I wish you the best of luck. You sound like an amazing strong and vibrant young woman. I'm sure you'll make it back. Realize that recovery is a very slow process, and I'm sure yours is slower than mine, but it does get better. You will feel better, food will taste better, and your hair will grow back. Hang in there!

Steve Braithwait '69

Anonymous said...

I hope that you had a good 4th of July....You are a true inspiration to me and my family! You are in my prayers and my church groups prayers!!!!

Anonymous said...


I just finished reading the Occidental with your feature article in it and i must admit... i have never walked away more inspired before.. EVER! well, not true... the article on the taco trucks was kinda powerful and makes me want to go out and take a stand for leo. But i just wanted to compliment you on...i guess just being YOU. Your strength, honesty, modesty and just overall personality... it just leaves me in awe. i've met you a few times through my friends sal kuba and arman, so it's not like i'm making this judgement strictly off what i read. yes... i have had the honor of meeting "erica, the (wo)man, the myth, the legend" (as sal would always say!) Anyways, i just wanted to offer you words of encouragement (as if you needed anymore) to keep fighting the good fight. you're doing good and we're all wishing you a speedy recovery.

Vay Lu (Oxy 00')

Anonymous said...

You don't know me but I had to let you know that the article in the Occidental was insightful and inspirational. I wish you all the best and will absolutely register myself today. Your beauty shines through in every picture and every word of the article and this blog. Sincerely, Emily Kosakowski, Class of '92.

Anonymous said...

Hi Erica:

It's Gabrielle Foreman, one of your professors back in the day at Oxy. I just wanted to let you know that 1) I'm sending the best of what healing vibes I can muster and sending them your way and 2) that I am a bone marrow donor, one of those rare mixed types at that.

My best childhood friend, who was an older student at Oxy, is also facing a cancer that wouldn't stay put in remission.

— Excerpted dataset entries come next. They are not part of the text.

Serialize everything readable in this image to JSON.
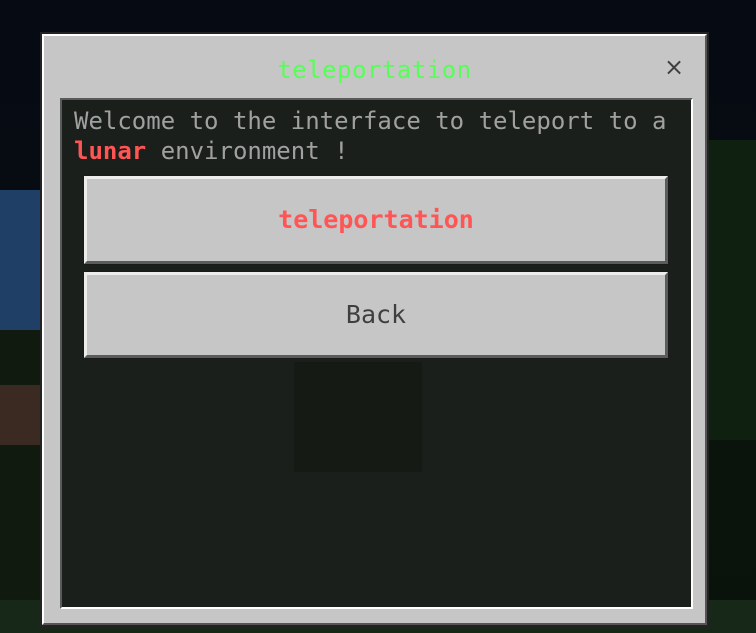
{
  "dialog": {
    "title": "teleportation",
    "close_glyph": "×",
    "welcome_prefix": "Welcome to the interface to teleport to a",
    "welcome_highlight": "lunar",
    "welcome_suffix": "environment !",
    "buttons": {
      "teleport_label": "teleportation",
      "back_label": "Back"
    }
  },
  "colors": {
    "title": "#55ff55",
    "highlight": "#ff5555",
    "panel": "#c6c6c6",
    "content_bg": "#0c100c"
  },
  "icons": {
    "close": "close-icon"
  }
}
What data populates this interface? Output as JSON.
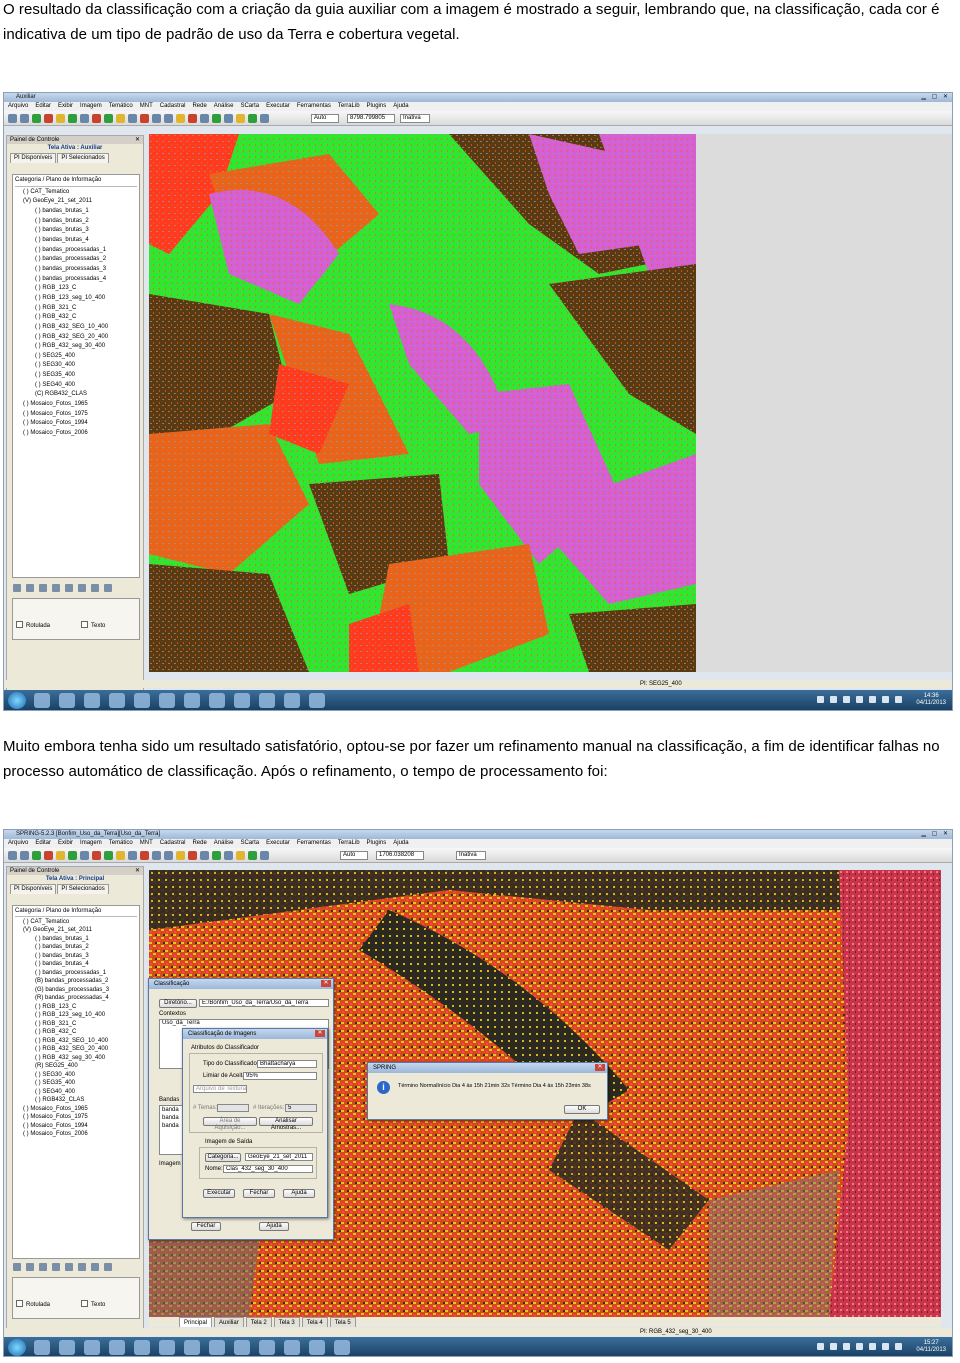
{
  "paragraphs": {
    "first": "O resultado da classificação com a criação da guia auxiliar com a imagem é mostrado a seguir, lembrando que, na classificação, cada cor é indicativa de um tipo de padrão de uso da Terra e cobertura vegetal.",
    "second": "Muito embora tenha sido um resultado satisfatório, optou-se por fazer um refinamento manual na classificação, a fim de identificar falhas no processo automático de classificação. Após o refinamento, o tempo de processamento foi:"
  },
  "menu": [
    "Arquivo",
    "Editar",
    "Exibir",
    "Imagem",
    "Temático",
    "MNT",
    "Cadastral",
    "Rede",
    "Análise",
    "SCarta",
    "Executar",
    "Ferramentas",
    "TerraLib",
    "Plugins",
    "Ajuda"
  ],
  "panel": {
    "title": "Painel de Controle",
    "tab_disponiveis": "PI Disponíveis",
    "tab_selecionados": "PI Selecionados",
    "tree_header": "Categoria / Plano de Informação",
    "rotulada": "Rotulada",
    "texto": "Texto"
  },
  "shot1": {
    "window_title": "Auxiliar",
    "tela": "Tela Ativa : Auxiliar",
    "zoom_mode": "Auto",
    "scale": "8798.799805",
    "state": "Inativa",
    "tree": [
      {
        "level": "l1",
        "text": "( ) CAT_Tematico"
      },
      {
        "level": "l1",
        "text": "(V) GeoEye_21_set_2011"
      },
      {
        "level": "l2",
        "text": "( ) bandas_brutas_1"
      },
      {
        "level": "l2",
        "text": "( ) bandas_brutas_2"
      },
      {
        "level": "l2",
        "text": "( ) bandas_brutas_3"
      },
      {
        "level": "l2",
        "text": "( ) bandas_brutas_4"
      },
      {
        "level": "l2",
        "text": "( ) bandas_processadas_1"
      },
      {
        "level": "l2",
        "text": "( ) bandas_processadas_2"
      },
      {
        "level": "l2",
        "text": "( ) bandas_processadas_3"
      },
      {
        "level": "l2",
        "text": "( ) bandas_processadas_4"
      },
      {
        "level": "l2",
        "text": "( ) RGB_123_C"
      },
      {
        "level": "l2",
        "text": "( ) RGB_123_seg_10_400"
      },
      {
        "level": "l2",
        "text": "( ) RGB_321_C"
      },
      {
        "level": "l2",
        "text": "( ) RGB_432_C"
      },
      {
        "level": "l2",
        "text": "( ) RGB_432_SEG_10_400"
      },
      {
        "level": "l2",
        "text": "( ) RGB_432_SEG_20_400"
      },
      {
        "level": "l2",
        "text": "( ) RGB_432_seg_30_400"
      },
      {
        "level": "l2",
        "text": "( ) SEG25_400"
      },
      {
        "level": "l2",
        "text": "( ) SEG30_400"
      },
      {
        "level": "l2",
        "text": "( ) SEG35_400"
      },
      {
        "level": "l2",
        "text": "( ) SEG40_400"
      },
      {
        "level": "l2",
        "text": "(C) RGB432_CLAS"
      },
      {
        "level": "l1",
        "text": "( ) Mosaico_Fotos_1965"
      },
      {
        "level": "l1",
        "text": "( ) Mosaico_Fotos_1975"
      },
      {
        "level": "l1",
        "text": "( ) Mosaico_Fotos_1994"
      },
      {
        "level": "l1",
        "text": "( ) Mosaico_Fotos_2006"
      }
    ],
    "status": "PI: SEG25_400",
    "time": "14:36",
    "date": "04/11/2013"
  },
  "shot2": {
    "window_title": "SPRING-5.2.3 [Bonfim_Uso_da_Terra][Uso_da_Terra]",
    "tela": "Tela Ativa : Principal",
    "zoom_mode": "Auto",
    "scale": "1706.038208",
    "state": "Inativa",
    "tree": [
      {
        "level": "l1",
        "text": "( ) CAT_Tematico"
      },
      {
        "level": "l1",
        "text": "(V) GeoEye_21_set_2011"
      },
      {
        "level": "l2",
        "text": "( ) bandas_brutas_1"
      },
      {
        "level": "l2",
        "text": "( ) bandas_brutas_2"
      },
      {
        "level": "l2",
        "text": "( ) bandas_brutas_3"
      },
      {
        "level": "l2",
        "text": "( ) bandas_brutas_4"
      },
      {
        "level": "l2",
        "text": "( ) bandas_processadas_1"
      },
      {
        "level": "l2",
        "text": "(B) bandas_processadas_2"
      },
      {
        "level": "l2",
        "text": "(G) bandas_processadas_3"
      },
      {
        "level": "l2",
        "text": "(R) bandas_processadas_4"
      },
      {
        "level": "l2",
        "text": "( ) RGB_123_C"
      },
      {
        "level": "l2",
        "text": "( ) RGB_123_seg_10_400"
      },
      {
        "level": "l2",
        "text": "( ) RGB_321_C"
      },
      {
        "level": "l2",
        "text": "( ) RGB_432_C"
      },
      {
        "level": "l2",
        "text": "( ) RGB_432_SEG_10_400"
      },
      {
        "level": "l2",
        "text": "( ) RGB_432_SEG_20_400"
      },
      {
        "level": "l2",
        "text": "( ) RGB_432_seg_30_400"
      },
      {
        "level": "l2",
        "text": "(R) SEG25_400"
      },
      {
        "level": "l2",
        "text": "( ) SEG30_400"
      },
      {
        "level": "l2",
        "text": "( ) SEG35_400"
      },
      {
        "level": "l2",
        "text": "( ) SEG40_400"
      },
      {
        "level": "l2",
        "text": "( ) RGB432_CLAS"
      },
      {
        "level": "l1",
        "text": "( ) Mosaico_Fotos_1965"
      },
      {
        "level": "l1",
        "text": "( ) Mosaico_Fotos_1975"
      },
      {
        "level": "l1",
        "text": "( ) Mosaico_Fotos_1994"
      },
      {
        "level": "l1",
        "text": "( ) Mosaico_Fotos_2006"
      }
    ],
    "tabs": [
      "Principal",
      "Auxiliar",
      "Tela 2",
      "Tela 3",
      "Tela 4",
      "Tela 5"
    ],
    "status": "PI: RGB_432_seg_30_400",
    "time": "15:27",
    "date": "04/11/2013",
    "dlg_class": {
      "title": "Classificação",
      "diretorio_btn": "Diretório...",
      "diretorio_value": "E:/Bonfim_Uso_da_Terra/Uso_da_Terra",
      "contextos": "Contextos",
      "contexto_item": "Uso_da_Terra",
      "bandas": "Bandas",
      "bandas_items": [
        "banda",
        "banda",
        "banda"
      ],
      "imagem": "Imagem",
      "fechar": "Fechar",
      "ajuda": "Ajuda"
    },
    "dlg_img": {
      "title": "Classificação de Imagens",
      "atributos": "Atributos do Classificador",
      "tipo_label": "Tipo do Classificador:",
      "tipo_value": "Bhattacharya",
      "limiar_label": "Limiar de Aceitação:",
      "limiar_value": "95%",
      "textura": "Arquivo de Textura...",
      "temas_label": "# Temas:",
      "iteracoes_label": "# Iterações:",
      "iteracoes_value": "5",
      "area_aquisicao": "Área de Aquisição...",
      "analisar": "Analisar Amostras...",
      "imagem_saida": "Imagem de Saída",
      "categoria_btn": "Categoria...",
      "categoria_value": "GeoEye_21_set_2011",
      "nome_label": "Nome:",
      "nome_value": "Clas_432_seg_30_400",
      "executar": "Executar",
      "fechar": "Fechar",
      "ajuda": "Ajuda"
    },
    "dlg_msg": {
      "title": "SPRING",
      "message": "Término NormalInício Dia 4 às 15h 21min 32s Término Dia 4 às 15h 23min 38s",
      "ok": "OK"
    }
  }
}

Just got word that another friend, not yet 40, has been diagnosed with breast cancer. I'm going to pass the article and your blog on to them in case they've missed them since they're also vibrant, beautiful women and writers.

Will you also send a hello to Jaimie and a really big hello to Uma?

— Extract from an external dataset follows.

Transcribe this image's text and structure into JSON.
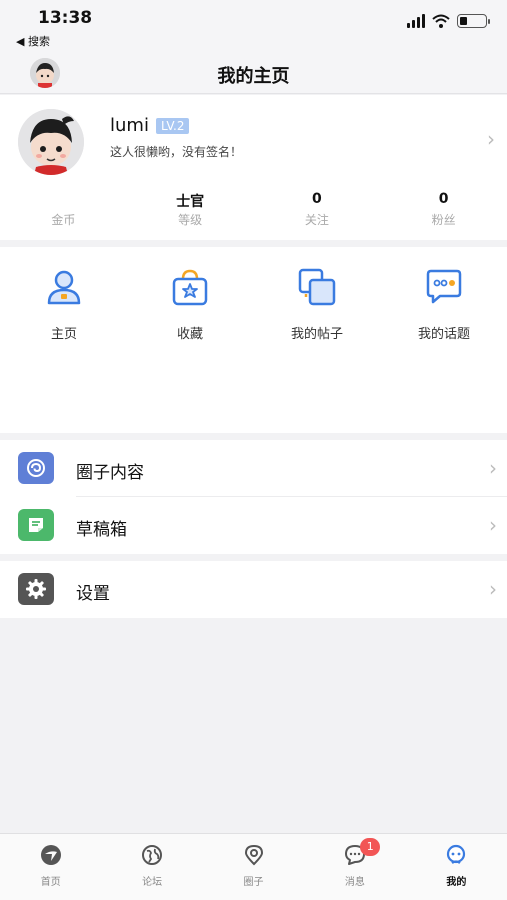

Very best,

(Professor)Gabrielle Foreman

Samina said...

ai. shivers and chills. i can't bring myself to read vinay's site, but ... well, what can i say? pray for his family and hope that his future will be brighter wherever he is. you are always in my thoughts and i miss you.
love, samina

Lemeneh Tefera said...

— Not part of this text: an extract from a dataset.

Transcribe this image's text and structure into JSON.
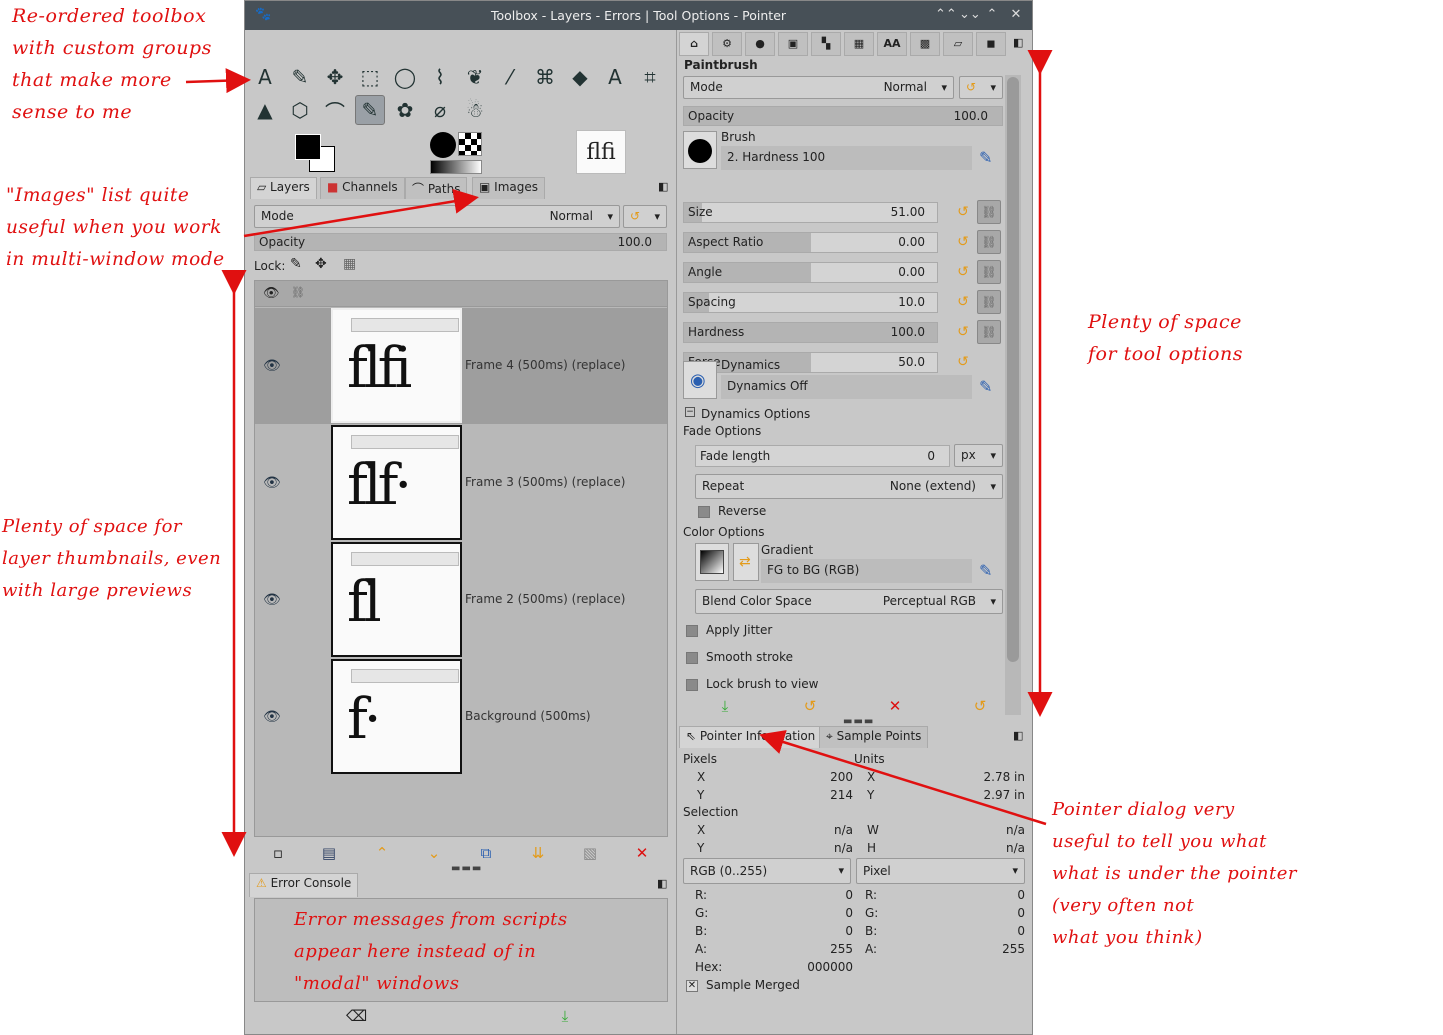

Hi Erica,
I'm an alum from '95 and, having received the magazine for all these years, your feature was by far the most compelling and inspiring story I have read in our College's magazine. As a New Yorker, your self deprecating humor makes me smile. As a physician, your strength and courage in facing your illness inspires me to to remember how each patient has a unique capacity to face their disease and motivates me to try my best to provide the best and most compassionate medical care.
I wish you well, a speedy recovery, and would like to thank you for making the Oxy community proud with your efforts at promoting the bone marrow transplant list. More importantly, you are setting such a wonderful example of how to confront life's challenges and overcome them. You are quite an inspiration.
Many smiles,

Mari said...

Hi Erica,
I turned straight to your article the second I picked up the mag. After reading, I immediately updated my donor info. How often does one read an article and immediately take action? Just think of all the updated info and new donors you have added to the registry! Thank you for sharing your amazing story, and for being an inspiration.

Mari (02)